doing.

The rubber band works in sort of the same way. Grab a rubber band from your

desk drawer and put it around your wrist like a bracelet.

Here comes the painful part. Each time you catch yourself saying something

negative, snap that rubber band.

The quick pinch connects your mind with your body. It tells us the words exiting

our mouths are not inline with the new habits we are trying to form. Even looking

at the rubber band bracelet is often enough to remind us we are on a path to more

positivity.

We’ve made a decision to stop saying negative words. We’ve geared up with our

trusty accountability partner and our snappy rubber band. But what do we do when

other people’s words and actions pull us back into the pit? We create an exit plan.


COACH NEAL’S NOTES (In the book, we take turns writing chapters. The other one gives some professional reflection.)

When is a rubber band worth $40 million? When it stops you from tweeting a

statement that gets you and your company fined that much money. Elon Musk tweeted

out that he was thinking of taking his company, Tesla, private. That led to fraud charges

by the Securities and Exchange Commission. Musk and Tesla paid $20 million apiece

as part of a fraud settlement and led to him resigning as chairman of Tesla’s board of

directors for the next three years.

I just wonder if Musk had a rubber band he could snap when he got impetuous ideas,

if he might have better outcomes in the long run.


Now it’s your turn.

In the comments, tell me your #1 takeaway and how you plan to use it in your workplace?


Want more?

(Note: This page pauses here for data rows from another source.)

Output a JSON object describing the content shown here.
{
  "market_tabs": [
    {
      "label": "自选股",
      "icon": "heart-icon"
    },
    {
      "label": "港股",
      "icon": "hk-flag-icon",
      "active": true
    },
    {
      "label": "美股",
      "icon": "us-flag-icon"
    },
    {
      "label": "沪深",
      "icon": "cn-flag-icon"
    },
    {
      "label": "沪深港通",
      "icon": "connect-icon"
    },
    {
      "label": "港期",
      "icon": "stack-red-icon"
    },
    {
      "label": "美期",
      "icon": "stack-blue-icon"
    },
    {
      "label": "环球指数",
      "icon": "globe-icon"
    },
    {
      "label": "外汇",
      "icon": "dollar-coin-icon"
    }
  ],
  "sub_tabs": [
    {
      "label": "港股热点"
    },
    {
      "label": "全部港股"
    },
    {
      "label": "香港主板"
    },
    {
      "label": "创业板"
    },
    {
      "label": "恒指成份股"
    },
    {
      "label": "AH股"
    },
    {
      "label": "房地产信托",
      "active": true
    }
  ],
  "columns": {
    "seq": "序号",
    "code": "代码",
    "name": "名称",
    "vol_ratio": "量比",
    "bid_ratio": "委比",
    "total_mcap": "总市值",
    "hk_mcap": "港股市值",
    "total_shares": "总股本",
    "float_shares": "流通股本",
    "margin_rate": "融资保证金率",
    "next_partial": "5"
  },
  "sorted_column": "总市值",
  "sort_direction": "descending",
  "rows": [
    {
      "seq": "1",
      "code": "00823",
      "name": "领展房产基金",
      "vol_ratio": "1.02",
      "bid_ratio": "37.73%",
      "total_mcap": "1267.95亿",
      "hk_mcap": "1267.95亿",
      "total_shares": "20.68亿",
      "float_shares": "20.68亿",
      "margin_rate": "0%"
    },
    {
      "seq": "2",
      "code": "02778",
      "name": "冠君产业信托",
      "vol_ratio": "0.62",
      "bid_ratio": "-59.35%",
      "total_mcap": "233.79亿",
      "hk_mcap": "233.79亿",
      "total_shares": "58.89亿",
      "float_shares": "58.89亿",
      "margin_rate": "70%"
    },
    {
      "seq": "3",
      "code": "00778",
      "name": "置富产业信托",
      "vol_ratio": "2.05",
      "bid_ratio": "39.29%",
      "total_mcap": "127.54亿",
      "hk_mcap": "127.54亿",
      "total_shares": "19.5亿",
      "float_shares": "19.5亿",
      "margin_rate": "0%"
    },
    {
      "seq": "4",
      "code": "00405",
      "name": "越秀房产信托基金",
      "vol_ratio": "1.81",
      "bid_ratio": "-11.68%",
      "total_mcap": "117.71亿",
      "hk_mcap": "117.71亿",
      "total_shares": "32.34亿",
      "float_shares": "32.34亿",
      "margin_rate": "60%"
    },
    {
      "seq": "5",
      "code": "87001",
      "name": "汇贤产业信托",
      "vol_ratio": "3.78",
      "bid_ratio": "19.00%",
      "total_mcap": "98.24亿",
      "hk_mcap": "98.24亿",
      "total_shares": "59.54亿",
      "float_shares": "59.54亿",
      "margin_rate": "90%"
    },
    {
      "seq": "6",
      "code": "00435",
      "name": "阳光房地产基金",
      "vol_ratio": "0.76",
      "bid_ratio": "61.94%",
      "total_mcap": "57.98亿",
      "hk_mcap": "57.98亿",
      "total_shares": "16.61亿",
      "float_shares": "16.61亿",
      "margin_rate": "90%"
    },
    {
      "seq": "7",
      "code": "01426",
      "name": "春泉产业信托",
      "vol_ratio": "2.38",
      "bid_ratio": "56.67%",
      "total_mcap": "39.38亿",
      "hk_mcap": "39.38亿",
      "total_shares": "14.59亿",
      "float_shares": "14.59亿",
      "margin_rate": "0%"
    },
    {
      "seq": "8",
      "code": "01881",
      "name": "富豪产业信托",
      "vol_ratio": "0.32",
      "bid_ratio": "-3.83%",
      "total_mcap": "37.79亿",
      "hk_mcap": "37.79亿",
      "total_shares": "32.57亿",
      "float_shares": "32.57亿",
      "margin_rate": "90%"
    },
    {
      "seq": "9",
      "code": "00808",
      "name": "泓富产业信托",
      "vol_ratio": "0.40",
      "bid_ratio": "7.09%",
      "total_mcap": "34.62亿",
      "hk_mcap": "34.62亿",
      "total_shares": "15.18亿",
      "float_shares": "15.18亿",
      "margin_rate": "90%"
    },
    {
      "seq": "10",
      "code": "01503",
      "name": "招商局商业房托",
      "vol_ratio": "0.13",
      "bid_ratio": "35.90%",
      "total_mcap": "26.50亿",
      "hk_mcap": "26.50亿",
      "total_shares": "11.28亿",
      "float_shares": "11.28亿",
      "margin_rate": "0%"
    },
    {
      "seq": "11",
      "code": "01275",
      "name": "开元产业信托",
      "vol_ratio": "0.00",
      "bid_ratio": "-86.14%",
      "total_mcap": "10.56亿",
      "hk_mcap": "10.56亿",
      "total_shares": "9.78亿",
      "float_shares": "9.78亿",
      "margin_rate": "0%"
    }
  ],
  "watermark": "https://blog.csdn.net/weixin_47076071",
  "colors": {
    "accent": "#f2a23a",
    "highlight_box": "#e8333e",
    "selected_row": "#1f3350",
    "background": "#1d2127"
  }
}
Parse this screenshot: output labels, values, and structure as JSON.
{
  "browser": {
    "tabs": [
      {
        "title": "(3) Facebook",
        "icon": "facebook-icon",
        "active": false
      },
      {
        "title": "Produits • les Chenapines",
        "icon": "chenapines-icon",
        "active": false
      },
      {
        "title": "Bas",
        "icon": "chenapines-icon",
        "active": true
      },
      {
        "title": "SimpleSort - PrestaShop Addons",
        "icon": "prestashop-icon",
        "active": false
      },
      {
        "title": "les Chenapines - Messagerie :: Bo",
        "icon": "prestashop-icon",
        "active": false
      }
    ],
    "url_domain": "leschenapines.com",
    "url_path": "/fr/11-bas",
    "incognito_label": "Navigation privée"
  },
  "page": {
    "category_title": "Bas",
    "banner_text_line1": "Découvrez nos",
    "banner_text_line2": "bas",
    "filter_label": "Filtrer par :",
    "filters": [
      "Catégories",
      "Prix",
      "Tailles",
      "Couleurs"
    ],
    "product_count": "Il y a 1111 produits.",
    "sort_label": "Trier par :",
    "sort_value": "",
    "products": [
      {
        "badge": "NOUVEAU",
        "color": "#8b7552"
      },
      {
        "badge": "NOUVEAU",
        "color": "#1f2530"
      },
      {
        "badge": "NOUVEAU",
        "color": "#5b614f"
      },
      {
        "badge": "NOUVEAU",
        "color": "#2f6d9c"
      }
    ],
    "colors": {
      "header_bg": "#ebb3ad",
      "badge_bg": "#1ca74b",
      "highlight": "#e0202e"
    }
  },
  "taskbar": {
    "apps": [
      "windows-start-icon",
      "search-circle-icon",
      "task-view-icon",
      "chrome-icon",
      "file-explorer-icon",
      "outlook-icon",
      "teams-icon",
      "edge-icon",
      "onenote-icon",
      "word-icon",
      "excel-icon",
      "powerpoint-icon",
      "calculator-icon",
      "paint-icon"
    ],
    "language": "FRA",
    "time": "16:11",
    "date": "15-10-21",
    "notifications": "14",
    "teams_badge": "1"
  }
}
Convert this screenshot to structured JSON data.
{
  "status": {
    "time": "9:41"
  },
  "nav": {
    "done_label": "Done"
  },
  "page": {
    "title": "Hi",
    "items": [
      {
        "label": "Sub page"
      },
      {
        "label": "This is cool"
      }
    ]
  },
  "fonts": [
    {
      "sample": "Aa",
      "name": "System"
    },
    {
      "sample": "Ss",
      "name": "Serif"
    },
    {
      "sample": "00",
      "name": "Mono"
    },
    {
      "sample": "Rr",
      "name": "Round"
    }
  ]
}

Click here for a free excerpt from Workplace Positivity with three micro-actions.





For more about Workplace Positivity, go to Amazon.com

For more about the work I am doing, go to NealNybo.com

27 views0 comments